● **WHAT IS NEEDED**
Check each line of the entries below for the string "JSON"; copy every line where it appears.

------------

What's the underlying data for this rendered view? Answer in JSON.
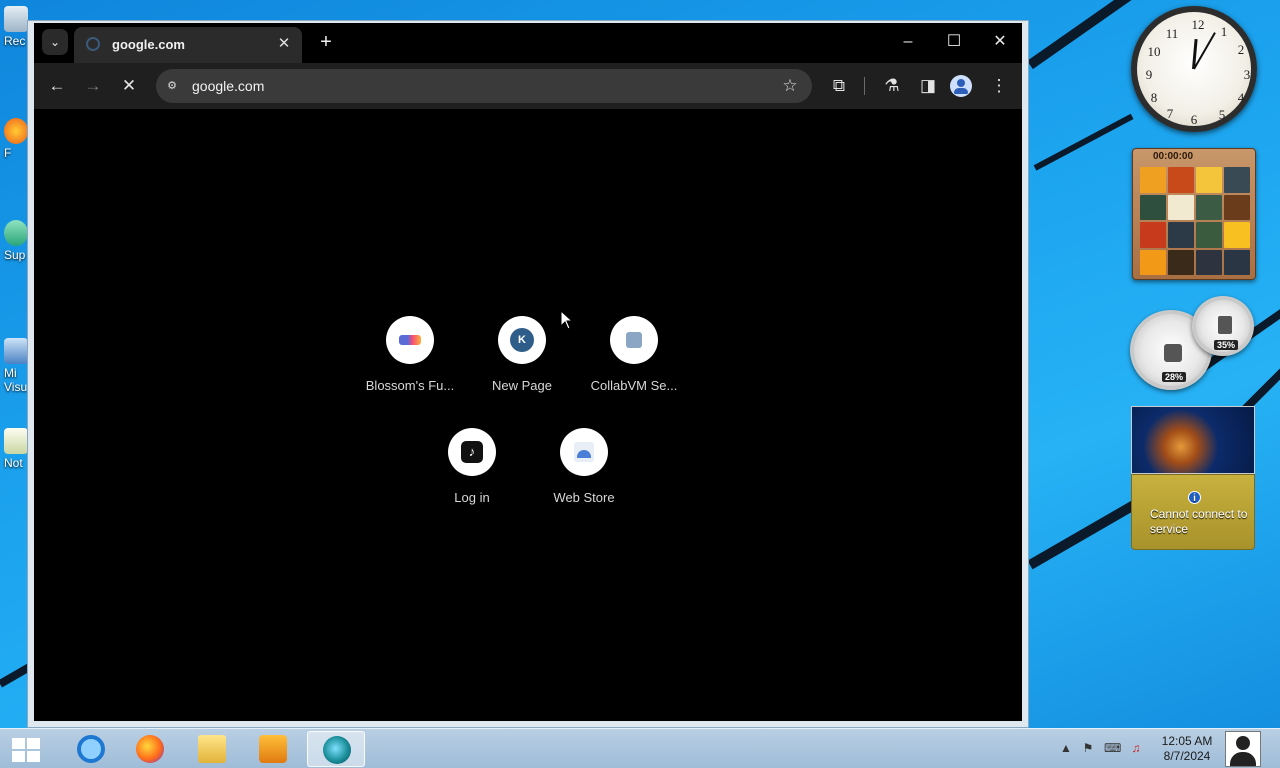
{
  "browser": {
    "tab_title": "google.com",
    "address": "google.com",
    "tab_close_label": "✕",
    "new_tab_label": "+",
    "shortcuts": [
      {
        "label": "Blossom's Fu...",
        "icon": "blossom-favicon-icon"
      },
      {
        "label": "New Page",
        "icon": "letter-k-icon",
        "letter": "K"
      },
      {
        "label": "CollabVM Se...",
        "icon": "collabvm-favicon-icon"
      },
      {
        "label": "Log in",
        "icon": "tiktok-icon"
      },
      {
        "label": "Web Store",
        "icon": "webstore-icon"
      }
    ]
  },
  "gadgets": {
    "puzzle_timer": "00:00:00",
    "cpu_percent": "28%",
    "memory_percent": "35%",
    "weather_message": "Cannot connect to service",
    "weather_info": "i"
  },
  "desktop_icons": [
    {
      "label": "Rec"
    },
    {
      "label": "F"
    },
    {
      "label": "Sup"
    },
    {
      "label": "Mi Visu"
    },
    {
      "label": "Not"
    }
  ],
  "taskbar": {
    "time": "12:05 AM",
    "date": "8/7/2024",
    "apps": [
      "internet-explorer-icon",
      "firefox-icon",
      "file-explorer-icon",
      "media-player-icon",
      "chromium-icon"
    ]
  },
  "colors": {
    "accent": "#1a9be8",
    "browser_chrome": "#1f1f1f",
    "content_bg": "#000000"
  }
}
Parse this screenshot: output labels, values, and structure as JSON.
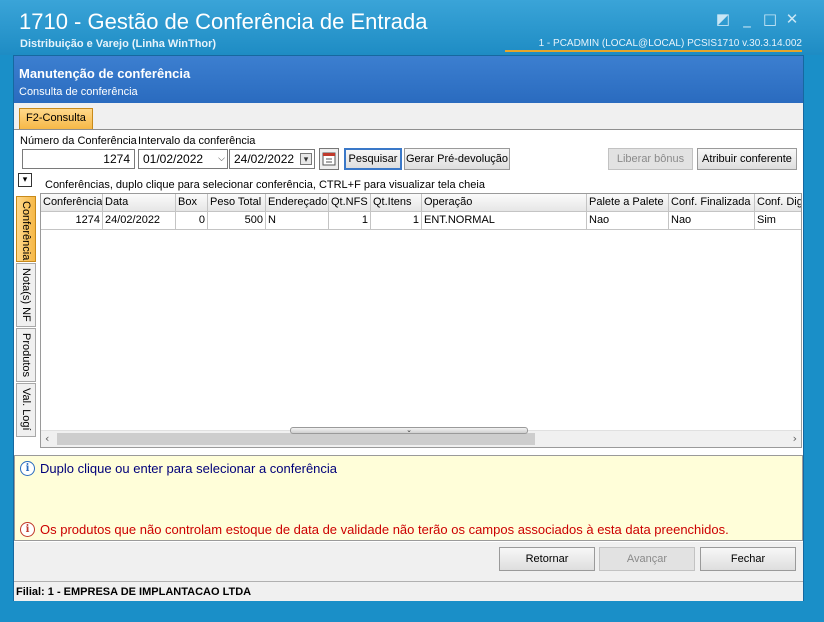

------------

● **RESPONSE TO THIS EXERCISE**
What's the underlying data for this rendered view? Answer in JSON.
Parse this screenshot: output labels, values, and structure as JSON.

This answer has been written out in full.